Pro-government militias also have a track record of abuses against civilians, the watchdog group said.

"Whenever rival armed forces clash in Libyan cities, it's civilians who suffer the most," Sarah Leah Whitson, the group's Middle East and North Africa director, said in a statement. "All sides need to abide by the laws and minimize civilian harm."

Earlier, government warplanes targeted Hifter's militiamen in attempts to stop his push toward Tripoli. The warplanes bombed positions of his self-described Libyan National Army that is south of Tripoli, prompting the warlord to declare that his forces would shoot down any aircraft flying over western Libya, local media reported. Tripoli residents on social media described hearing fighter jets passing over the city.

The aerial assault came a day after Hifter's forces were stopped from advancing in Tripoli at a strategic checkpoint and about 100 of his fighters were captured by the pro-government militias, local media reports said.

But Hifter's forces appeared to have regrouped. Their media office said on its Facebook page claimed they had not only seized control of the airport but also had captured another enclave, Wadi el-Rabeia, south of the capital.

There was no immediate response from the Tripoli government nor the militias that back it.

On Friday, Hifter ordered his forces to seize control of Tripoli following their takeover of Gharyan, a town roughly 95km south of the capital. UN Secretary-General António Guterres personally intervened in a bid to stop the fighting but failed to convince Hifter to halt his offensive.

Hifter's attempted power grab also risked setting off a fresh wave of people heading toward Libya's borders or attempting to reach Europe over dangerous sea routes in the Mediterranean. Fearing a spillover of refugees, neighbouring Tunisia has tightened control over its border.

Also of concern is that a power vacuum and more insecurity could allow the Isis affiliate, which once ruled the city of Sirte, to regroup.

The United Nations, the United States and other governments, including France and the United Arab Emirates which supports Hifter, have all demanded that he pull back his forces. Russian Foreign Minister Sergei Lavrov called for restraint from all sides at a news conference in Cairo.

Any escalation in fighting threatens to torpedo a UN-sponsored reconciliation conference to forge a path forward for elections, scheduled for next weekend.

But Ghassan Salame, the UN special envoy to Libya, said the conference would go forward as planned, declaring that it was a year in the making and that the world body would not quickly give up its political work.

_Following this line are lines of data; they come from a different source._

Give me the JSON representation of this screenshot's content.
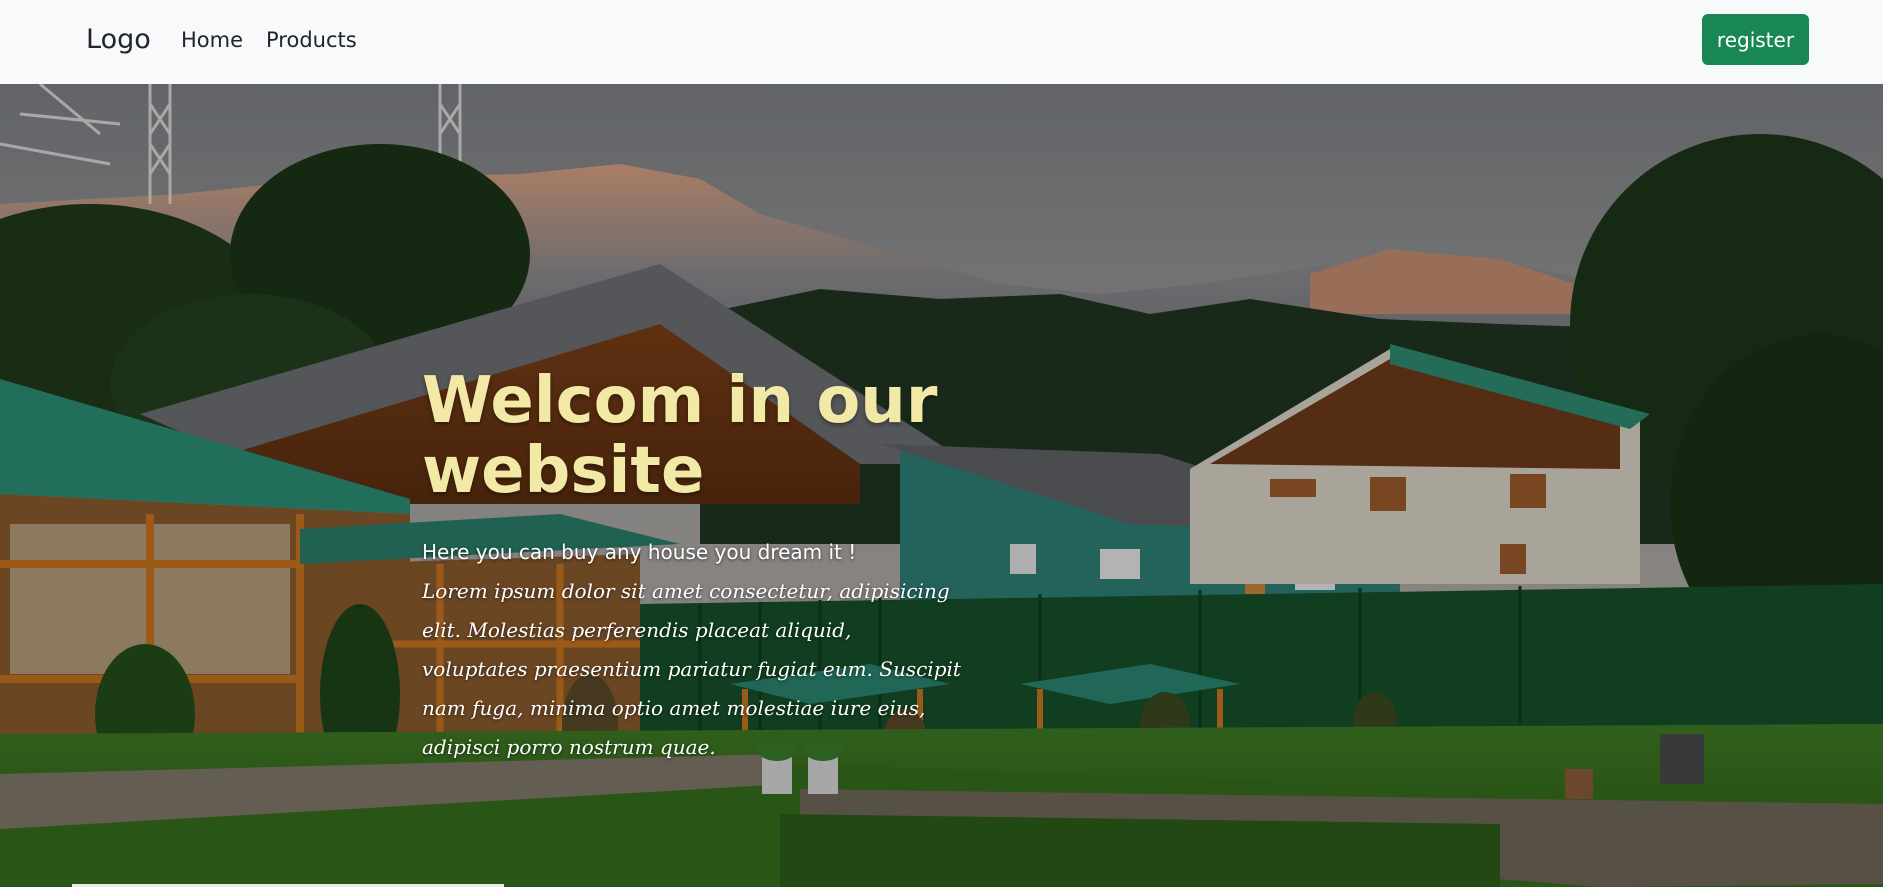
{
  "navbar": {
    "brand": "Logo",
    "links": [
      {
        "label": "Home"
      },
      {
        "label": "Products"
      }
    ],
    "register_label": "register",
    "register_color": "#198754"
  },
  "hero": {
    "title": "Welcom in our website",
    "tagline": "Here you can buy any house you dream it !",
    "body": "Lorem ipsum dolor sit amet consectetur, adipisicing elit. Molestias perferendis placeat aliquid, voluptates praesentium pariatur fugiat eum. Suscipit nam fuga, minima optio amet molestiae iure eius, adipisci porro nostrum quae.",
    "title_color": "#f3e9a6"
  }
}
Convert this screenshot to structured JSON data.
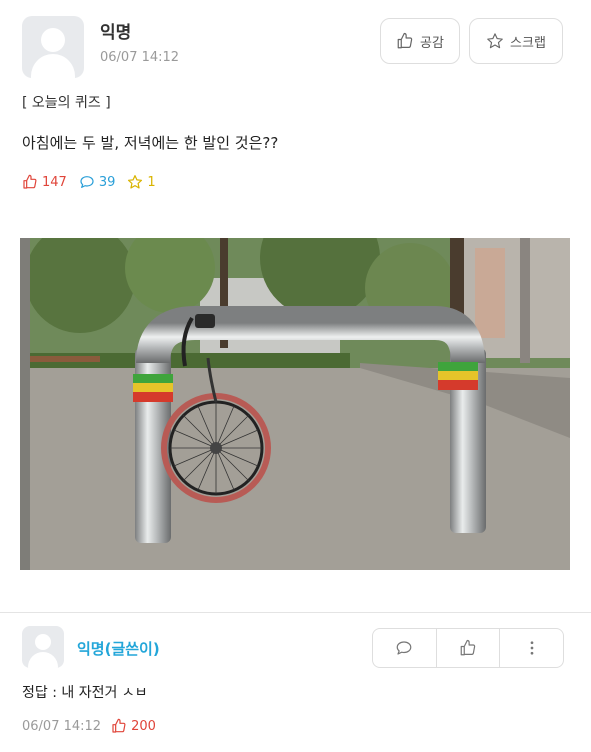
{
  "post": {
    "author": "익명",
    "date": "06/07 14:12",
    "like_button_label": "공감",
    "scrap_button_label": "스크랩",
    "quiz_tag": "[ 오늘의 퀴즈 ]",
    "question": "아침에는 두 발, 저녁에는 한 발인 것은??",
    "stats": {
      "likes": "147",
      "comments": "39",
      "scraps": "1"
    },
    "image": {
      "description_icon": "photo-bicycle-wheel-locked-to-rack"
    }
  },
  "comment": {
    "author": "익명(글쓴이)",
    "text": "정답 : 내 자전거 ㅅㅂ",
    "date": "06/07 14:12",
    "likes": "200"
  },
  "colors": {
    "like_red": "#e0453a",
    "comment_blue": "#2a9fd8",
    "scrap_yellow": "#d9b400",
    "writer_blue": "#23a6d9"
  }
}
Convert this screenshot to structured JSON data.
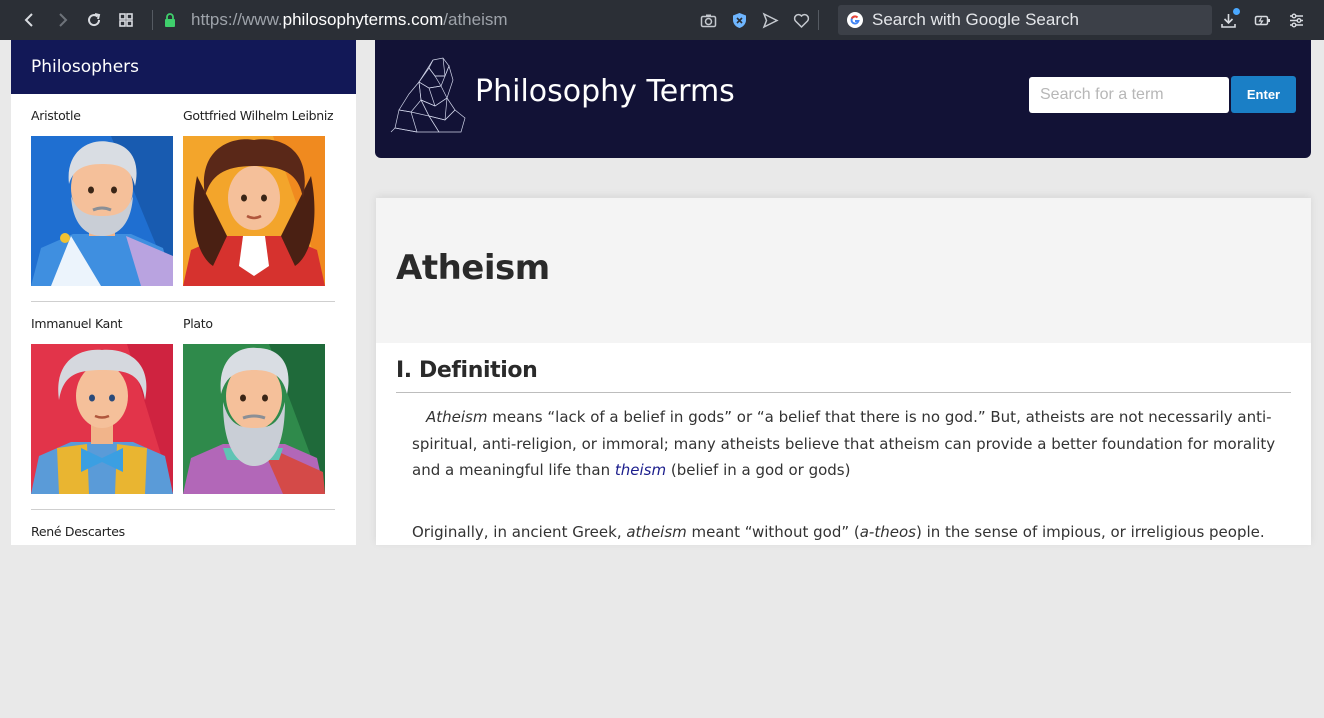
{
  "browser": {
    "url_prefix": "https://www.",
    "url_domain": "philosophyterms.com",
    "url_path": "/atheism",
    "search_placeholder": "Search with Google Search"
  },
  "sidebar": {
    "heading": "Philosophers",
    "philosophers": [
      {
        "name": "Aristotle"
      },
      {
        "name": "Gottfried Wilhelm Leibniz"
      },
      {
        "name": "Immanuel Kant"
      },
      {
        "name": "Plato"
      },
      {
        "name": "René Descartes"
      }
    ]
  },
  "header": {
    "site_title": "Philosophy Terms",
    "search_placeholder": "Search for a term",
    "enter_label": "Enter"
  },
  "article": {
    "title": "Atheism",
    "section_heading": "I. Definition",
    "p1_term": "Atheism",
    "p1_text_a": " means “lack of a belief in gods” or “a belief that there is no god.”  But, atheists are not necessarily anti-spiritual, anti-religion, or immoral; many atheists believe that atheism can provide a better foundation for morality and a meaningful life than ",
    "p1_link": "theism",
    "p1_text_b": " (belief in a god or gods)",
    "p2_text_a": "Originally, in ancient Greek, ",
    "p2_term": "atheism",
    "p2_text_b": " meant “without god” (",
    "p2_term2": "a-theos",
    "p2_text_c": ") in the sense of impious, or irreligious people."
  },
  "colors": {
    "sidebar_header": "#121857",
    "banner": "#121236",
    "enter_button": "#1a7fc6",
    "link": "#1b1d8c"
  }
}
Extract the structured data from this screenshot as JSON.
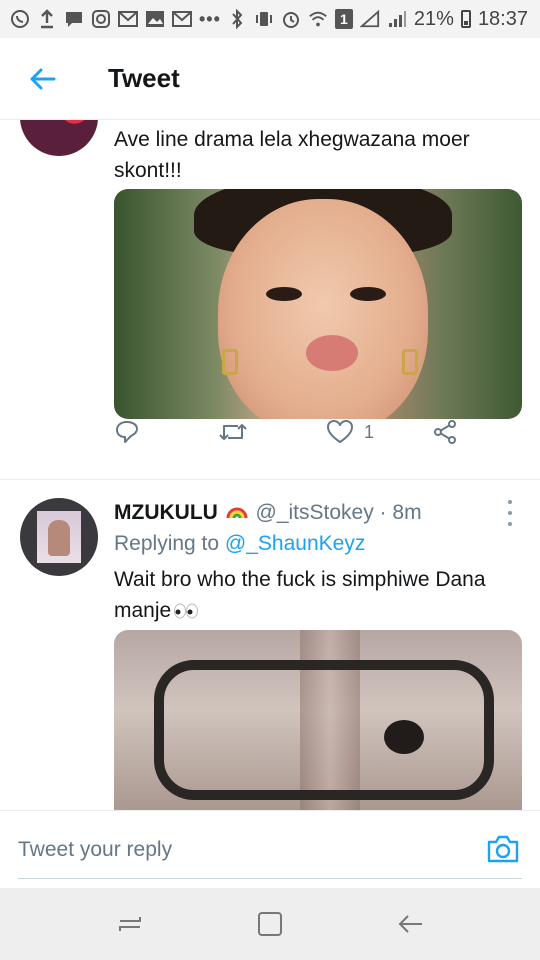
{
  "status_bar": {
    "battery": "21%",
    "time": "18:37",
    "sim_badge": "1",
    "notification_dots": "•••"
  },
  "header": {
    "title": "Tweet"
  },
  "tweets": [
    {
      "text": "Ave line drama lela xhegwazana moer skont!!!",
      "like_count": "1"
    },
    {
      "author_name": "MZUKULU",
      "handle": "@_itsStokey",
      "separator": "·",
      "time": "8m",
      "replying_label": "Replying to",
      "replying_handle": "@_ShaunKeyz",
      "text": "Wait bro who the fuck is simphiwe Dana manje"
    }
  ],
  "composer": {
    "placeholder": "Tweet your reply"
  },
  "colors": {
    "accent": "#1da1f2",
    "secondary_text": "#657786",
    "primary_text": "#14171a"
  },
  "icons": {
    "back": "arrow-left-icon",
    "reply": "reply-icon",
    "retweet": "retweet-icon",
    "like": "heart-icon",
    "share": "share-icon",
    "more": "more-vertical-icon",
    "camera": "camera-icon"
  }
}
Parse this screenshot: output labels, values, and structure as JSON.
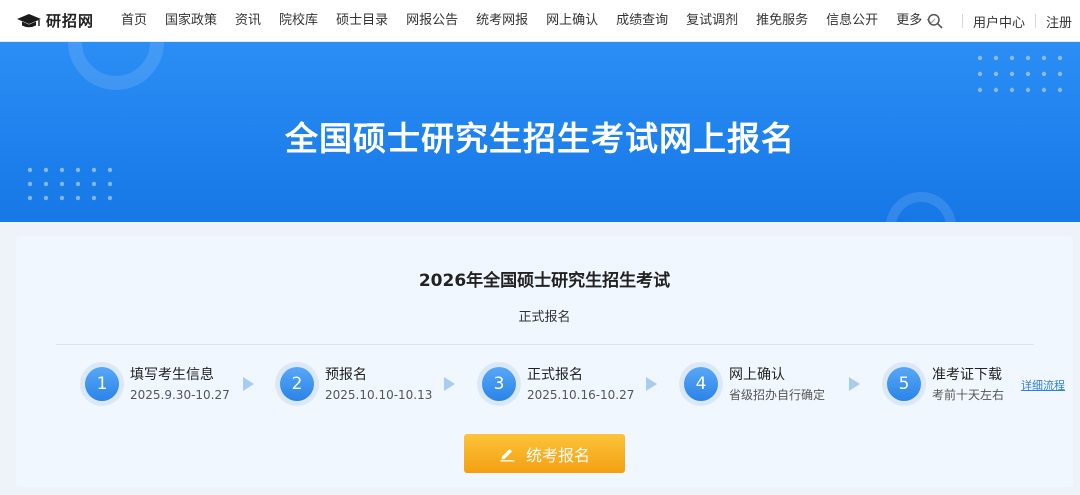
{
  "nav": {
    "logo_text": "研招网",
    "items": [
      "首页",
      "国家政策",
      "资讯",
      "院校库",
      "硕士目录",
      "网报公告",
      "统考网报",
      "网上确认",
      "成绩查询",
      "复试调剂",
      "推免服务",
      "信息公开"
    ],
    "more_label": "更多",
    "user_center": "用户中心",
    "register": "注册"
  },
  "banner": {
    "title": "全国硕士研究生招生考试网上报名"
  },
  "card": {
    "title": "2026年全国硕士研究生招生考试",
    "subtitle": "正式报名",
    "steps": [
      {
        "num": "1",
        "name": "填写考生信息",
        "date": "2025.9.30-10.27"
      },
      {
        "num": "2",
        "name": "预报名",
        "date": "2025.10.10-10.13"
      },
      {
        "num": "3",
        "name": "正式报名",
        "date": "2025.10.16-10.27"
      },
      {
        "num": "4",
        "name": "网上确认",
        "date": "省级招办自行确定"
      },
      {
        "num": "5",
        "name": "准考证下载",
        "date": "考前十天左右"
      }
    ],
    "detail_link": "详细流程",
    "apply_button": "统考报名"
  },
  "colors": {
    "banner": "#1f84ee",
    "step_circle": "#2a83e8",
    "button": "#f6ab1c"
  }
}
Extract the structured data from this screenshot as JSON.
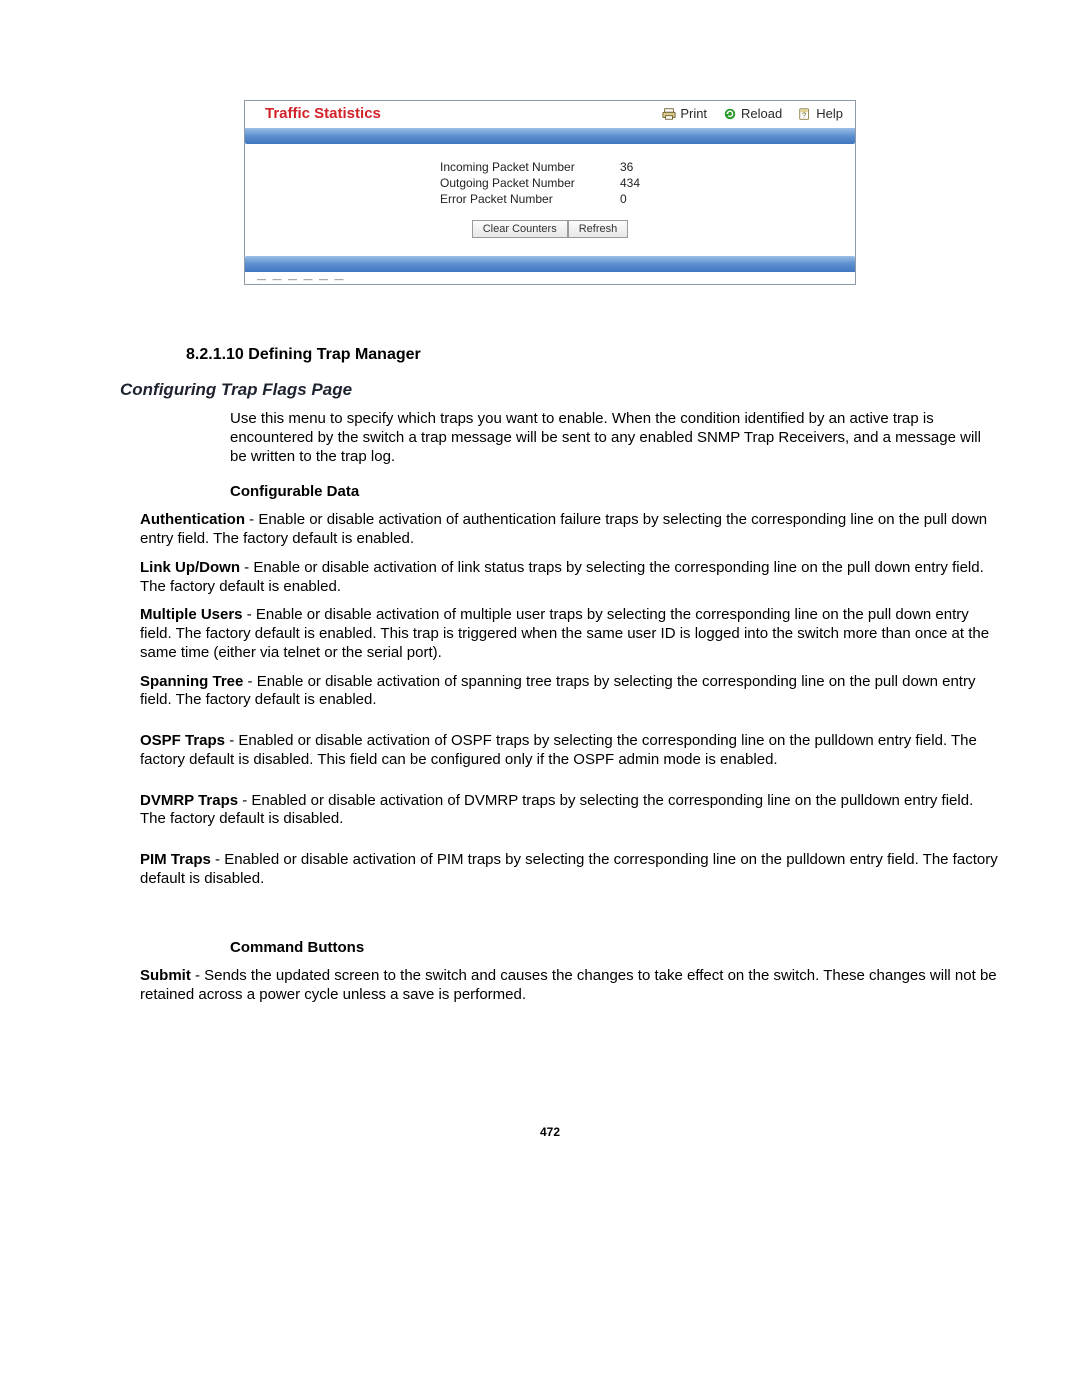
{
  "panel": {
    "title": "Traffic Statistics",
    "actions": {
      "print": "Print",
      "reload": "Reload",
      "help": "Help"
    },
    "stats": [
      {
        "label": "Incoming Packet Number",
        "value": "36"
      },
      {
        "label": "Outgoing Packet Number",
        "value": "434"
      },
      {
        "label": "Error Packet Number",
        "value": "0"
      }
    ],
    "buttons": {
      "clear": "Clear Counters",
      "refresh": "Refresh"
    }
  },
  "doc": {
    "section_number": "8.2.1.10",
    "section_title": "Defining Trap Manager",
    "subtitle": "Configuring Trap Flags Page",
    "intro": "Use this menu to specify which traps you want to enable. When the condition identified by an active trap is encountered by the switch a trap message will be sent to any enabled SNMP Trap Receivers, and a message will be written to the trap log.",
    "configurable_heading": "Configurable Data",
    "items": [
      {
        "term": "Authentication",
        "desc": " - Enable or disable activation of authentication failure traps by selecting the corresponding line on the pull down entry field. The factory default is enabled."
      },
      {
        "term": "Link Up/Down",
        "desc": " - Enable or disable activation of link status traps by selecting the corresponding line on the pull down entry field. The factory default is enabled."
      },
      {
        "term": "Multiple Users",
        "desc": " - Enable or disable activation of multiple user traps by selecting the corresponding line on the pull down entry field. The factory default is enabled. This trap is triggered when the same user ID is logged into the switch more than once at the same time (either via telnet or the serial port)."
      },
      {
        "term": "Spanning Tree",
        "desc": " - Enable or disable activation of spanning tree traps by selecting the corresponding line on the pull down entry field. The factory default is enabled."
      },
      {
        "term": "OSPF Traps",
        "desc": " - Enabled or disable activation of OSPF traps by selecting the corresponding line on the pulldown entry field. The factory default is disabled. This field can be configured only if the OSPF admin mode is enabled."
      },
      {
        "term": "DVMRP Traps",
        "desc": " - Enabled or disable activation of DVMRP traps by selecting the corresponding line on the pulldown entry field. The factory default is disabled."
      },
      {
        "term": "PIM Traps",
        "desc": " - Enabled or disable activation of PIM traps by selecting the corresponding line on the pulldown entry field. The factory default is disabled."
      }
    ],
    "command_heading": "Command Buttons",
    "command_items": [
      {
        "term": "Submit",
        "desc": " - Sends the updated screen to the switch and causes the changes to take effect on the switch. These changes will not be retained across a power cycle unless a save is performed."
      }
    ],
    "page_number": "472"
  }
}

After meeting with the Tripoli Government's president, Fayez Serraj, Salame said in a tweet: "I want to reassure the Libyans that the UN will not leave them by themselves & will stay in Libya, working toward a political solution, silencing the guns & a peaceful political understanding btwn the various parties"